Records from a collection
======
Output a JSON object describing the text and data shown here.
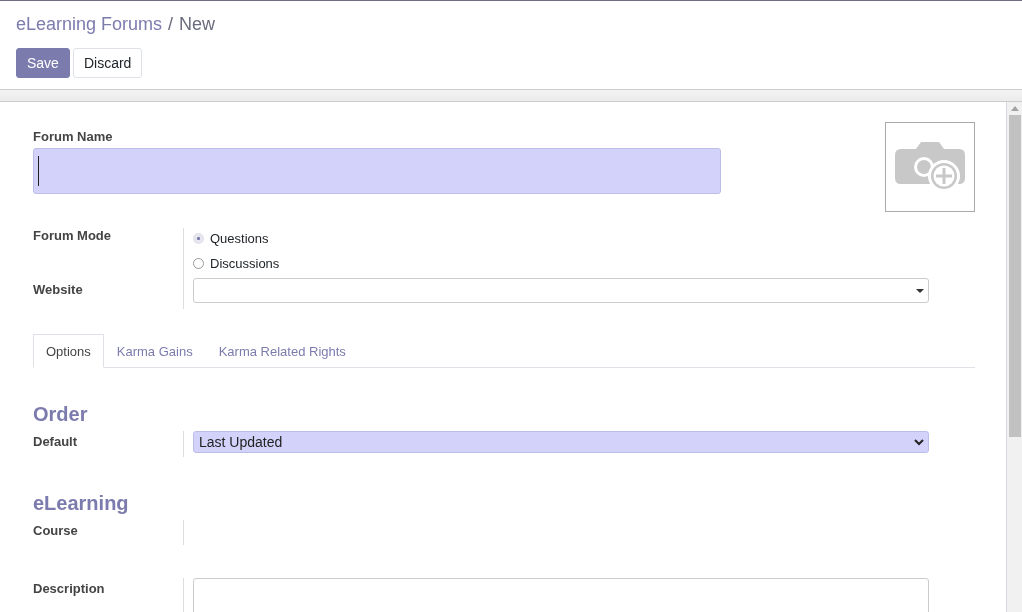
{
  "breadcrumb": {
    "parent": "eLearning Forums",
    "separator": "/",
    "current": "New"
  },
  "buttons": [
    {
      "label": "Save",
      "kind": "primary"
    },
    {
      "label": "Discard",
      "kind": "secondary"
    }
  ],
  "forum_name": {
    "label": "Forum Name",
    "focused": true
  },
  "forum_mode": {
    "label": "Forum Mode",
    "options": [
      {
        "label": "Questions",
        "selected": true
      },
      {
        "label": "Discussions",
        "selected": false
      }
    ]
  },
  "website": {
    "label": "Website"
  },
  "tabs": [
    {
      "label": "Options",
      "selected": true
    },
    {
      "label": "Karma Gains",
      "selected": false
    },
    {
      "label": "Karma Related Rights",
      "selected": false
    }
  ],
  "sections": [
    {
      "title": "Order",
      "fields": [
        {
          "label": "Default",
          "kind": "select",
          "value": "Last Updated"
        }
      ]
    },
    {
      "title": "eLearning",
      "fields": [
        {
          "label": "Course",
          "kind": "empty"
        },
        {
          "label": "Description",
          "kind": "textarea"
        }
      ]
    }
  ]
}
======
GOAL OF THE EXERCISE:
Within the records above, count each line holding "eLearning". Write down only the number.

RESULT OF THE TASK:
2